● **ASSIGNMENT**
Although the entries contain pictures, copy only their text, exactly as written.

DATA PROVIDED section start

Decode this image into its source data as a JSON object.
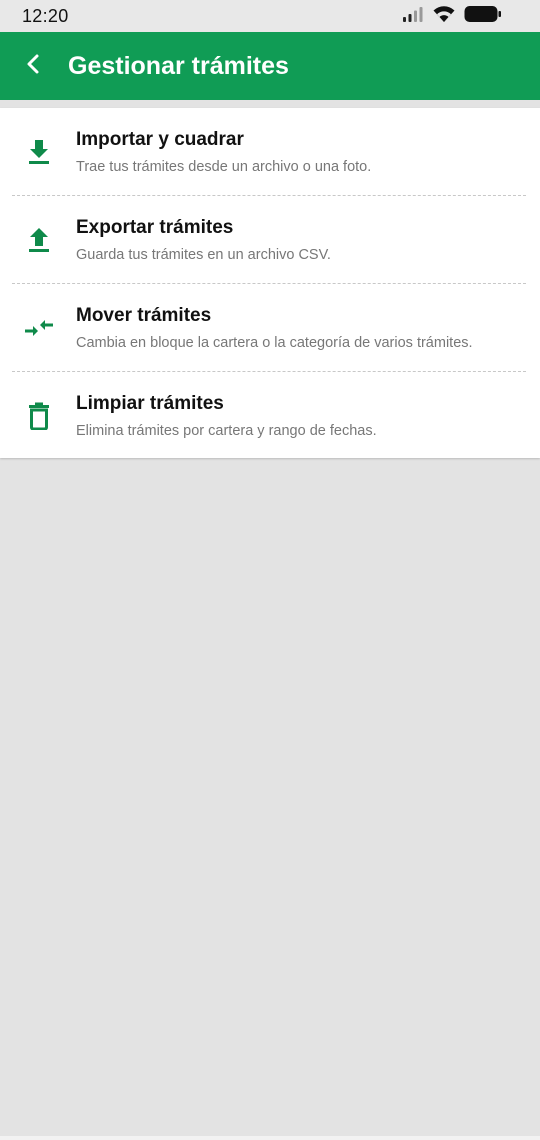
{
  "status_bar": {
    "time": "12:20",
    "icons": [
      "signal-icon",
      "wifi-icon",
      "battery-icon"
    ]
  },
  "app_bar": {
    "title": "Gestionar trámites",
    "back_icon": "chevron-left-icon",
    "color": "#109c55"
  },
  "menu": {
    "accent_color": "#0f8a4a",
    "items": [
      {
        "title": "Importar y cuadrar",
        "subtitle": "Trae tus trámites desde un archivo o una foto.",
        "icon": "download-icon"
      },
      {
        "title": "Exportar trámites",
        "subtitle": "Guarda tus trámites en un archivo CSV.",
        "icon": "upload-icon"
      },
      {
        "title": "Mover trámites",
        "subtitle": "Cambia en bloque la cartera o la categoría de varios trámites.",
        "icon": "swap-arrows-icon"
      },
      {
        "title": "Limpiar trámites",
        "subtitle": "Elimina trámites por cartera y rango de fechas.",
        "icon": "trash-icon"
      }
    ]
  }
}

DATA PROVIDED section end

● **EXPECTED ANSWER**
Decode this image into its source data as a JSON object.
{
  "status_bar": {
    "time": "12:20",
    "icons": [
      "signal-icon",
      "wifi-icon",
      "battery-icon"
    ]
  },
  "app_bar": {
    "title": "Gestionar trámites",
    "back_icon": "chevron-left-icon",
    "color": "#109c55"
  },
  "menu": {
    "accent_color": "#0f8a4a",
    "items": [
      {
        "title": "Importar y cuadrar",
        "subtitle": "Trae tus trámites desde un archivo o una foto.",
        "icon": "download-icon"
      },
      {
        "title": "Exportar trámites",
        "subtitle": "Guarda tus trámites en un archivo CSV.",
        "icon": "upload-icon"
      },
      {
        "title": "Mover trámites",
        "subtitle": "Cambia en bloque la cartera o la categoría de varios trámites.",
        "icon": "swap-arrows-icon"
      },
      {
        "title": "Limpiar trámites",
        "subtitle": "Elimina trámites por cartera y rango de fechas.",
        "icon": "trash-icon"
      }
    ]
  }
}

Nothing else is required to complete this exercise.